[Data records for software interfaces]:
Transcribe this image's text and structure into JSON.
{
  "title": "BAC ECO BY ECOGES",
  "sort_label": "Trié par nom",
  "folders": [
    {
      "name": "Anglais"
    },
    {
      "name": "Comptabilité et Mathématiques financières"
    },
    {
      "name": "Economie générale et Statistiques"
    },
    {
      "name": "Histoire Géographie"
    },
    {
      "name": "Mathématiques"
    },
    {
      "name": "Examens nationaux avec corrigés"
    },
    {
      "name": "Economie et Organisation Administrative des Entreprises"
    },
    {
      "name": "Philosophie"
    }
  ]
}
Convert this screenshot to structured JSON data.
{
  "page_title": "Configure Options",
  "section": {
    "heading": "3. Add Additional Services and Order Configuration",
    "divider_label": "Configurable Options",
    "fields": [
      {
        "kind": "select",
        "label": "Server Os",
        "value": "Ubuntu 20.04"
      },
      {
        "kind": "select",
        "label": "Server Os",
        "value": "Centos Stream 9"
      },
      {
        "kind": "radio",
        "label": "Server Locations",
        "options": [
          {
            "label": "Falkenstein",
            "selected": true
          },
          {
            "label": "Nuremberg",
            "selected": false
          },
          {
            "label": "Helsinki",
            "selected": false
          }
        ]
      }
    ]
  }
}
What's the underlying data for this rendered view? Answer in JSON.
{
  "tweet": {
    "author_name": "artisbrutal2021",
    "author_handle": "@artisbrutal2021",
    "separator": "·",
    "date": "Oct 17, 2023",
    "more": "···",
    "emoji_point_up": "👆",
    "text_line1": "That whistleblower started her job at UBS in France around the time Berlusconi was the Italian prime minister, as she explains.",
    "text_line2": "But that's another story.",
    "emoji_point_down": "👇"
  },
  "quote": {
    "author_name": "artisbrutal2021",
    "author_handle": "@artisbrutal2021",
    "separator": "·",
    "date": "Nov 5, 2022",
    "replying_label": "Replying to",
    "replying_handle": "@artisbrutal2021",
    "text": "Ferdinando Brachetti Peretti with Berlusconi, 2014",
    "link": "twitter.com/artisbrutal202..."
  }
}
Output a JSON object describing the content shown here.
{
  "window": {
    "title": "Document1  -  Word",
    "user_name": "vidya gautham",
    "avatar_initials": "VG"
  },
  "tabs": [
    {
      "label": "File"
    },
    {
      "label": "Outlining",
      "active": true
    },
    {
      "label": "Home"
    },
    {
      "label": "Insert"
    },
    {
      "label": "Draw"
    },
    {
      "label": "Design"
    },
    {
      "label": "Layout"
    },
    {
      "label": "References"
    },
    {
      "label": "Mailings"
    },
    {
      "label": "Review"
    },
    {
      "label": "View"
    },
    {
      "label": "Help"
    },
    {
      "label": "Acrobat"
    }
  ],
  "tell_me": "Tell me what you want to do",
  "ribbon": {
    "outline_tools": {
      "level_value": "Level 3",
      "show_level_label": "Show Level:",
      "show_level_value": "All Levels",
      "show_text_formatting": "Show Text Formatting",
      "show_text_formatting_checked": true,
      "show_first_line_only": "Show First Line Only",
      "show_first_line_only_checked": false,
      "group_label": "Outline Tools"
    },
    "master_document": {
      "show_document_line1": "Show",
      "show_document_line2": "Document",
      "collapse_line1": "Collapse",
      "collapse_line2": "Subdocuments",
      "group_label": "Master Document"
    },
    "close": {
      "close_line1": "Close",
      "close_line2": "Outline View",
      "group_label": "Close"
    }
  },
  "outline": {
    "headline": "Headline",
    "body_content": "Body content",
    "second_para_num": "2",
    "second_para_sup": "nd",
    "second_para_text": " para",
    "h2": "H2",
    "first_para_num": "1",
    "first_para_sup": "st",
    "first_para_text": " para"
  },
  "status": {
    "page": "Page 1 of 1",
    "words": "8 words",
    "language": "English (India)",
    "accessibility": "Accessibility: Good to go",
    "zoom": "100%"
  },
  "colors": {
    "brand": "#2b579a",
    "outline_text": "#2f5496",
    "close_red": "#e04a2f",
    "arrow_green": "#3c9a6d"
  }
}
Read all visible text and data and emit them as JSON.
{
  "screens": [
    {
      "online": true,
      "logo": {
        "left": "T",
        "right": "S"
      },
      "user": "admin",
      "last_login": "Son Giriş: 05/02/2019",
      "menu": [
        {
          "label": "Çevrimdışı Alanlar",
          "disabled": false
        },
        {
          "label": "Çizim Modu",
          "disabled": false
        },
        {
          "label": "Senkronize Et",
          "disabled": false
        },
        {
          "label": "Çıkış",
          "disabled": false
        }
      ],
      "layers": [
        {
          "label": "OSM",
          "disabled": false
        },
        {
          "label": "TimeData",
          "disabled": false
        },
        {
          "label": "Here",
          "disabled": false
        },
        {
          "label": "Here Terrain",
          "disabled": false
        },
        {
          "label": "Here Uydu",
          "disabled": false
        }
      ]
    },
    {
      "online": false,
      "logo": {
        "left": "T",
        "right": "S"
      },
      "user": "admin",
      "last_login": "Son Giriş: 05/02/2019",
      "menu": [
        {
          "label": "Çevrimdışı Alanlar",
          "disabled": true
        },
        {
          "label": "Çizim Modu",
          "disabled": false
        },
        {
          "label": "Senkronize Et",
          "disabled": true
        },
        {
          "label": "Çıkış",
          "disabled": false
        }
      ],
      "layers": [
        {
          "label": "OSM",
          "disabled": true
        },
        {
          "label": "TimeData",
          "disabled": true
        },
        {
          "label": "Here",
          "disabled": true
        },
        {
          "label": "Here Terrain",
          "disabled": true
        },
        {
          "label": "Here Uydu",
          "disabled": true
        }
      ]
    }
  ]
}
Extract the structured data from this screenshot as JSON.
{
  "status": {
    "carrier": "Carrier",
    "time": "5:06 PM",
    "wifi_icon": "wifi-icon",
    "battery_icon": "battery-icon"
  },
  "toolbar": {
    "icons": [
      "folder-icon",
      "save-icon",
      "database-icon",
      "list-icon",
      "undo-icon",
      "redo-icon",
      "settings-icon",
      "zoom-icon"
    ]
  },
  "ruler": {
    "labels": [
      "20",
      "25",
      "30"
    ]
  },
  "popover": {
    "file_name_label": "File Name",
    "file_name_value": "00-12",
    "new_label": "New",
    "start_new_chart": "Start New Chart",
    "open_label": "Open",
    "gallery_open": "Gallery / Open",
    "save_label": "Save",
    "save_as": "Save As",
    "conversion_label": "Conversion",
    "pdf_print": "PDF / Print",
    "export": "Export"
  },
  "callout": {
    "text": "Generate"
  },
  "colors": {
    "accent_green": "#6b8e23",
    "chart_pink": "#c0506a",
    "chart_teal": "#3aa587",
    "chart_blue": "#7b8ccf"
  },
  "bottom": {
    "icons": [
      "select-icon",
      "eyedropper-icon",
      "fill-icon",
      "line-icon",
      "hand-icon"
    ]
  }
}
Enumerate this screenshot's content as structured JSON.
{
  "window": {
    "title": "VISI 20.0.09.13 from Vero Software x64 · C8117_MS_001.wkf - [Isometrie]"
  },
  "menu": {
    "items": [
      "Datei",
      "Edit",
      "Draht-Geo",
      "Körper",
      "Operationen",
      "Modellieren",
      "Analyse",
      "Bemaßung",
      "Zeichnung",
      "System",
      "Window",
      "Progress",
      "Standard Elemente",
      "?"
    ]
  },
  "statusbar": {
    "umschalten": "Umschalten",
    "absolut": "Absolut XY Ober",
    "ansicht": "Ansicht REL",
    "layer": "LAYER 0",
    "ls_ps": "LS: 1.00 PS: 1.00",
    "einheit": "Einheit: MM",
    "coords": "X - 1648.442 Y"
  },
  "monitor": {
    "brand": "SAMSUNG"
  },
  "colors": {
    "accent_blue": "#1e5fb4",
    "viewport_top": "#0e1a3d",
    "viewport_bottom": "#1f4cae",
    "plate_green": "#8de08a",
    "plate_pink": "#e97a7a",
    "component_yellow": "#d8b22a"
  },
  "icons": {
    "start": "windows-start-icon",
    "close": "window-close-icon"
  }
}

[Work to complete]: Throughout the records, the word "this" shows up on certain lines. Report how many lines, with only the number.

[Written solution]: 5